TASK DETAILS -
The response must contain every line from the records below that has "ipsum".

DATASET RECORDS -
•••••
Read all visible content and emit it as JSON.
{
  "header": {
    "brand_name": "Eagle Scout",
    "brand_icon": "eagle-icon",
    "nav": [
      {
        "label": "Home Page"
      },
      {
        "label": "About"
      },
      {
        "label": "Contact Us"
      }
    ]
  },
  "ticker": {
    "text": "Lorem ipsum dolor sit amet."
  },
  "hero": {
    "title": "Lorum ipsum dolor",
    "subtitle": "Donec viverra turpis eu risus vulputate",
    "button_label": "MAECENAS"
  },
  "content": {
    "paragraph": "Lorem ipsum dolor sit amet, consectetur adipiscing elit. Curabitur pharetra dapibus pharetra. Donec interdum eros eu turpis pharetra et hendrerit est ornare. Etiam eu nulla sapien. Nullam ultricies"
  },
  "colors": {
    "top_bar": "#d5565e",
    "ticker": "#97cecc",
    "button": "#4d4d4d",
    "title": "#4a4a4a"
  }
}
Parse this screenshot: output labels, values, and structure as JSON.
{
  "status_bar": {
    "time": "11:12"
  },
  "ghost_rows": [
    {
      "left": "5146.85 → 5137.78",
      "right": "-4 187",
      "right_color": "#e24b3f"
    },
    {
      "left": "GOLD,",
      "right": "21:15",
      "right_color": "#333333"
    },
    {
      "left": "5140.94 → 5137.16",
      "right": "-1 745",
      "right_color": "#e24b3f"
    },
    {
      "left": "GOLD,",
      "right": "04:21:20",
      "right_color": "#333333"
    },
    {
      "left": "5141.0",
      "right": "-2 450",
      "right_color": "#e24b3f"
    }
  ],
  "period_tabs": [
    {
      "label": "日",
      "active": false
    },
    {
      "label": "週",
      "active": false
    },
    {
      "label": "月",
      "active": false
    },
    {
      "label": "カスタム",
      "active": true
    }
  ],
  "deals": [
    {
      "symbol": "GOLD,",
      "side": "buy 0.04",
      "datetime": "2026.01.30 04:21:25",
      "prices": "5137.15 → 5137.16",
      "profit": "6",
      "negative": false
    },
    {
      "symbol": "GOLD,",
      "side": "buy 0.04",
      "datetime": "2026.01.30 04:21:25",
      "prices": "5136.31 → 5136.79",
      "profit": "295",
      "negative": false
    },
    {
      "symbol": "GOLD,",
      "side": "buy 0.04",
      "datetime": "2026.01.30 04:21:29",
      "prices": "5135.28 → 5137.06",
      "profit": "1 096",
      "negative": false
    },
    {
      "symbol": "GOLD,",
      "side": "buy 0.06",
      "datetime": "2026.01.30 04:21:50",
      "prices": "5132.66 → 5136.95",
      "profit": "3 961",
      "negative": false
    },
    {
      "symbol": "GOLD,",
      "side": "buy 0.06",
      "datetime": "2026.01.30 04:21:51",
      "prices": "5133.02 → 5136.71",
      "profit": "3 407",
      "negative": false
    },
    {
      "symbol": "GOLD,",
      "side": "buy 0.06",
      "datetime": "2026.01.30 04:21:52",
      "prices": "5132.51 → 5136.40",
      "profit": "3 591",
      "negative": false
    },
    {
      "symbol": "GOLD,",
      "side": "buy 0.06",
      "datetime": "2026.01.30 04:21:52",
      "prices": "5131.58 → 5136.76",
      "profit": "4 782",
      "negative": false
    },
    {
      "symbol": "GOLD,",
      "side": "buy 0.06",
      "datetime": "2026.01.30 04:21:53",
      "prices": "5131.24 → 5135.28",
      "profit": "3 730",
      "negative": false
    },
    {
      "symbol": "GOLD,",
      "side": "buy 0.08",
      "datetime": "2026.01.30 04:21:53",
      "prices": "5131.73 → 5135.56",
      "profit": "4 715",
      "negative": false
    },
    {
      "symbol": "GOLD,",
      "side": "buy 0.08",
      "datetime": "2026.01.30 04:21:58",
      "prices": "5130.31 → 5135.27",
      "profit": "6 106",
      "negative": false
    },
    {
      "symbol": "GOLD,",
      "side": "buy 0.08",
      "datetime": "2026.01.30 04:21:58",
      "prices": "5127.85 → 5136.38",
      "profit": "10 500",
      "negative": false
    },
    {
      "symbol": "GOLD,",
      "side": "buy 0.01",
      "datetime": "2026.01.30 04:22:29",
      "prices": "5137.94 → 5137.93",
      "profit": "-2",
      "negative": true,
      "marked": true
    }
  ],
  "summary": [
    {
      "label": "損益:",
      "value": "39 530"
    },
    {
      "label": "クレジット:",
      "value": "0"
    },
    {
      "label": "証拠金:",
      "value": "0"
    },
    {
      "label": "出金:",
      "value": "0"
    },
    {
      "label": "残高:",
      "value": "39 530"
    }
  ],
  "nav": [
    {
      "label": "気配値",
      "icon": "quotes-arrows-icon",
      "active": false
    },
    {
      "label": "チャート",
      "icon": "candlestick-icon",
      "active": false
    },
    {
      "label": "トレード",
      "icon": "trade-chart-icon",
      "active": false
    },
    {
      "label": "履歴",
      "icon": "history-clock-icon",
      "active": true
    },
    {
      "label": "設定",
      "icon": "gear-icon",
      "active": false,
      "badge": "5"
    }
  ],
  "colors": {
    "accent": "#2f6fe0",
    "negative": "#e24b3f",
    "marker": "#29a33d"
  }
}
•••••
RESULT FOR THIS TASK -
    "text": "Lorem ipsum dolor sit amet."
    "title": "Lorum ipsum dolor",
    "paragraph": "Lorem ipsum dolor sit amet, consectetur adipiscing elit. Curabitur pharetra dapibus pharetra. Donec interdum eros eu turpis pharetra et hendrerit est ornare. Etiam eu nulla sapien. Nullam ultricies"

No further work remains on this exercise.